> **EXERCISE REQUIREMENTS**
Lines that include the string "Save" are the ones to copy from the entries below.

[Component data from apps and pages]
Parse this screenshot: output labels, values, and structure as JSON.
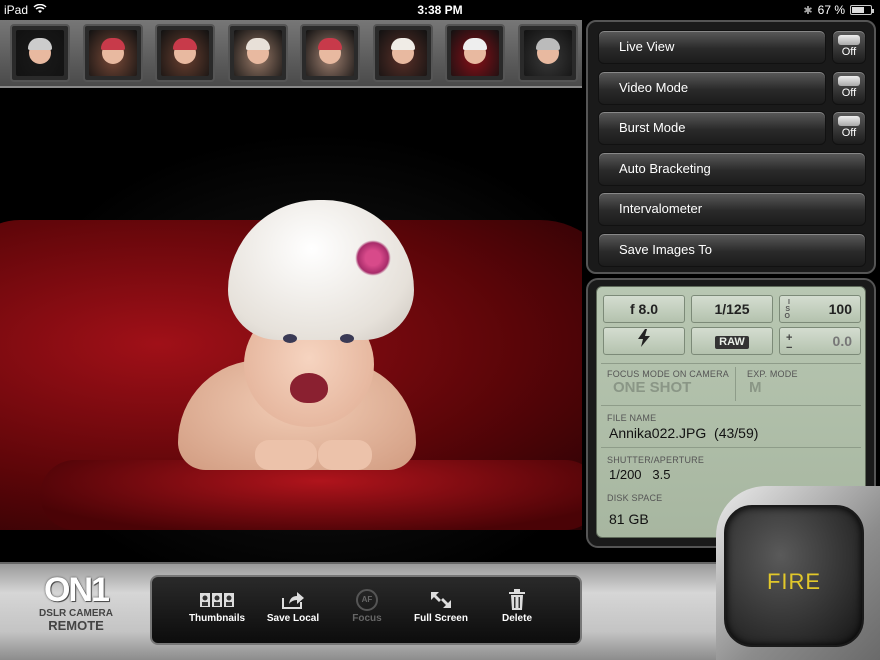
{
  "status_bar": {
    "device": "iPad",
    "time": "3:38 PM",
    "battery": "67 %",
    "battery_level": 0.67
  },
  "thumbnails": [
    {
      "name": "thumb-1",
      "bg": "#1a1a1a",
      "hat": "#cccccc"
    },
    {
      "name": "thumb-2",
      "bg": "#7a4a38",
      "hat": "#c83a4a"
    },
    {
      "name": "thumb-3",
      "bg": "#6a4030",
      "hat": "#c83a4a"
    },
    {
      "name": "thumb-4",
      "bg": "#9a7a68",
      "hat": "#e8e0d8"
    },
    {
      "name": "thumb-5",
      "bg": "#a08070",
      "hat": "#c83a4a"
    },
    {
      "name": "thumb-6",
      "bg": "#5a3028",
      "hat": "#f0ece6"
    },
    {
      "name": "thumb-7",
      "bg": "#8a1018",
      "hat": "#eeeeee"
    },
    {
      "name": "thumb-8",
      "bg": "#3a3a3a",
      "hat": "#bbbbbb"
    }
  ],
  "menu": {
    "live_view": "Live View",
    "video_mode": "Video Mode",
    "burst_mode": "Burst Mode",
    "auto_bracketing": "Auto Bracketing",
    "intervalometer": "Intervalometer",
    "save_images_to": "Save Images To",
    "toggle_off": "Off"
  },
  "lcd": {
    "aperture": "f 8.0",
    "shutter": "1/125",
    "iso_label": "I S O",
    "iso": "100",
    "flash_icon": "flash-icon",
    "quality": "RAW",
    "exp_comp_plus": "+",
    "exp_comp_minus": "−",
    "exp_comp": "0.0",
    "focus_mode_label": "FOCUS MODE ON CAMERA",
    "focus_mode": "ONE SHOT",
    "exp_mode_label": "EXP. MODE",
    "exp_mode": "M",
    "file_name_label": "FILE NAME",
    "file_name": "Annika022.JPG  (43/59)",
    "shutter_aperture_label": "SHUTTER/APERTURE",
    "shutter_aperture": "1/200   3.5",
    "disk_space_label": "DISK SPACE",
    "disk_space": "81 GB"
  },
  "toolbar": {
    "thumbnails": "Thumbnails",
    "save_local": "Save Local",
    "focus": "Focus",
    "focus_icon": "AF",
    "full_screen": "Full Screen",
    "delete": "Delete"
  },
  "logo": {
    "mark": "ON1",
    "line1": "DSLR CAMERA",
    "line2": "REMOTE"
  },
  "fire_label": "FIRE",
  "colors": {
    "fire_text": "#e2c82a",
    "lcd_bg": "#b0bfaa",
    "backdrop_red": "#a01018"
  }
}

> **YOUR RESPONSE**
    "save_images_to": "Save Images To",
    "save_local": "Save Local",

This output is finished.